== What to produce ==
Extract every line from the records below that contains the word "with".

== Data section ==
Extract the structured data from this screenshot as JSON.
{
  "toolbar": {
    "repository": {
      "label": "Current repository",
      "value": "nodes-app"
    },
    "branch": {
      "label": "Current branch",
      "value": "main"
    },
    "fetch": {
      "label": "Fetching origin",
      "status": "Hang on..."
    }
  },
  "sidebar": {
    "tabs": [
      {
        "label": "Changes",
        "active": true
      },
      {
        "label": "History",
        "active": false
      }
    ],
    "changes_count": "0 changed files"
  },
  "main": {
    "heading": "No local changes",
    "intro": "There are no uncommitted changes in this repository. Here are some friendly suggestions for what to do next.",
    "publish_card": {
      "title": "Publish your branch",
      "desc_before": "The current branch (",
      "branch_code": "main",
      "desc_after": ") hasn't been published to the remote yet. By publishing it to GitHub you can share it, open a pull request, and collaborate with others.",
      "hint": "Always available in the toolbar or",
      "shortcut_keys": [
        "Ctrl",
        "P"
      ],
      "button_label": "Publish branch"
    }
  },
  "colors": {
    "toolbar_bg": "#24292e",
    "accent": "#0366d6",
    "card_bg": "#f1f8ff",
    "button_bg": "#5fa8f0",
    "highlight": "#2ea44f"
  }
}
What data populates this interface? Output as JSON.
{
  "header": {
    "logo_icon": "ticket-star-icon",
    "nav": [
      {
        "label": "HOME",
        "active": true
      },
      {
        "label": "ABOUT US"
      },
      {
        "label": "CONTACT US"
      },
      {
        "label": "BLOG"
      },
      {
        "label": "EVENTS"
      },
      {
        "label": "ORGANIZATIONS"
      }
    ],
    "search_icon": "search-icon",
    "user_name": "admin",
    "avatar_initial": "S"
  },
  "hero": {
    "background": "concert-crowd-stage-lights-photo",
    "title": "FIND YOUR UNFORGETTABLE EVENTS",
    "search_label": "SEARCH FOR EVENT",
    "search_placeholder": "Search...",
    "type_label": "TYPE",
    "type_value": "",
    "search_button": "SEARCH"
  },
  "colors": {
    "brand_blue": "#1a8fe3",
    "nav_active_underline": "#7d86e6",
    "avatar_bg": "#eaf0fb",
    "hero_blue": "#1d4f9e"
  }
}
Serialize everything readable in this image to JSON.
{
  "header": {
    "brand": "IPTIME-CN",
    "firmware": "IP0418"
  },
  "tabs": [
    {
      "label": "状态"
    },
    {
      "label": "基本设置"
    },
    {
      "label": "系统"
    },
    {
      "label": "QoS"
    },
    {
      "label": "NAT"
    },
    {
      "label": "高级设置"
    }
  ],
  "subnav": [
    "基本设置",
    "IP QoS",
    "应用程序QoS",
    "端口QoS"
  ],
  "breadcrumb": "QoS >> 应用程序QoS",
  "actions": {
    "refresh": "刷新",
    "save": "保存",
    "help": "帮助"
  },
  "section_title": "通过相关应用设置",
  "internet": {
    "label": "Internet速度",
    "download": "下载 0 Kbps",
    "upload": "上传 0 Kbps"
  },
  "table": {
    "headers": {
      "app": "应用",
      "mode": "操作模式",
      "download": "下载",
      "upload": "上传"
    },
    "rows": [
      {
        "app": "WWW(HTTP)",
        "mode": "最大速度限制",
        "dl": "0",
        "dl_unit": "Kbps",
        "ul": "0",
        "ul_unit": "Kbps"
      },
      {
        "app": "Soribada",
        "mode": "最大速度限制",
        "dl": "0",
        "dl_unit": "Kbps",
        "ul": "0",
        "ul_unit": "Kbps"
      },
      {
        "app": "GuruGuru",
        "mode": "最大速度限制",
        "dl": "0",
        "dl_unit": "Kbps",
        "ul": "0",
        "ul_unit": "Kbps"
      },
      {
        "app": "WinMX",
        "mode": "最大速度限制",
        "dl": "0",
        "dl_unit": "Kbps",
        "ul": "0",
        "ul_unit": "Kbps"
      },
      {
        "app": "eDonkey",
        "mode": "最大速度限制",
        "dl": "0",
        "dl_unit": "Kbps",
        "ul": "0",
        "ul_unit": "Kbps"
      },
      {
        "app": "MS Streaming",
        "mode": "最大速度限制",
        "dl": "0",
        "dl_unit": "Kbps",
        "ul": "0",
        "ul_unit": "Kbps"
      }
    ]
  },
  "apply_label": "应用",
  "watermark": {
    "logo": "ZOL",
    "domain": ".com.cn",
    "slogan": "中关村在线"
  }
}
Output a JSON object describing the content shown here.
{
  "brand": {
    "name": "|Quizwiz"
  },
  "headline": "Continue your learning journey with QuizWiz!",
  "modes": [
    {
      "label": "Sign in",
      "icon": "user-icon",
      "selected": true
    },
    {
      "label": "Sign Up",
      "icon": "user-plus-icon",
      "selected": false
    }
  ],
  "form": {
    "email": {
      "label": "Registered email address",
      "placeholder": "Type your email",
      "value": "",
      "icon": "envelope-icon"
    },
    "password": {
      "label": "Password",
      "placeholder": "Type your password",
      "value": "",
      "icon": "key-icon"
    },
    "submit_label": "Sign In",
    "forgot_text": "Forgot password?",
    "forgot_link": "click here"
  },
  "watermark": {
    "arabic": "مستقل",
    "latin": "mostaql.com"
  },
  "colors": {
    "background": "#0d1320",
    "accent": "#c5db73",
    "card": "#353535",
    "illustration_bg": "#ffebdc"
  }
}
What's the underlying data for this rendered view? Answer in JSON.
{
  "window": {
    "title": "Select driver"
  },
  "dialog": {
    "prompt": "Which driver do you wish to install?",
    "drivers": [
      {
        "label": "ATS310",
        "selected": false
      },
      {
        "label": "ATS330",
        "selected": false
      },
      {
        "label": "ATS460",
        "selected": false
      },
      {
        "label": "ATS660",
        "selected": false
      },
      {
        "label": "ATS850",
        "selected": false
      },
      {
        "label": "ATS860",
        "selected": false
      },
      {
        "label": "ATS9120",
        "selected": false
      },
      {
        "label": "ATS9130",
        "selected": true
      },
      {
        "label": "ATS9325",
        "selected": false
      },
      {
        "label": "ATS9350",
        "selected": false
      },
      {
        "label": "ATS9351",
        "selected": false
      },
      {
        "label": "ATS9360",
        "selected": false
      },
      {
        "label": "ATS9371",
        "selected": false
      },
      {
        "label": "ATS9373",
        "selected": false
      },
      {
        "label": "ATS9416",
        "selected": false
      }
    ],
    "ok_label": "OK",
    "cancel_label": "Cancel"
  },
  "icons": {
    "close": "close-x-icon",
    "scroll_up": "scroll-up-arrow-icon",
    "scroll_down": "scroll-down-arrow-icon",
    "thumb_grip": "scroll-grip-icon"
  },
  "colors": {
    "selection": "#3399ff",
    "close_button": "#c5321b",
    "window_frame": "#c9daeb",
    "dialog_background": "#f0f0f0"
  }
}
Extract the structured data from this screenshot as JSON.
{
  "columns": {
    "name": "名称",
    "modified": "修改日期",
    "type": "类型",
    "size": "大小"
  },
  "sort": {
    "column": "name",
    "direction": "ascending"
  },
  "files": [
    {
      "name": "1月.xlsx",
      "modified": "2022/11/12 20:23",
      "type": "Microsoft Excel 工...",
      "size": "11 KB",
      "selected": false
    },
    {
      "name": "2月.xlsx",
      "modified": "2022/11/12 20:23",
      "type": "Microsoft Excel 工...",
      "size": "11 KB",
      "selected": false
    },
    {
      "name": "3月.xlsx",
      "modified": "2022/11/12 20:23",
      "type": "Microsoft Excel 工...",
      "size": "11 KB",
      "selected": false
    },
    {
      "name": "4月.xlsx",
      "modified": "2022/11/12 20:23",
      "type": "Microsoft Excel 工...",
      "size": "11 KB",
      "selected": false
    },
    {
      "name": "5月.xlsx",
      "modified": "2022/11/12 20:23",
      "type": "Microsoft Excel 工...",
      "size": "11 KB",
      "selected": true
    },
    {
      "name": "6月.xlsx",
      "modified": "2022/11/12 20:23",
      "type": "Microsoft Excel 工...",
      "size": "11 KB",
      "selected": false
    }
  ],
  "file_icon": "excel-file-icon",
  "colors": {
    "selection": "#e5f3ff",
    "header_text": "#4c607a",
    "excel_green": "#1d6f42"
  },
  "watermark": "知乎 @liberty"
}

== Response to this exercise ==
      "desc_after": ") hasn't been published to the remote yet. By publishing it to GitHub you can share it, open a pull request, and collaborate with others.",
  "headline": "Continue your learning journey with QuizWiz!",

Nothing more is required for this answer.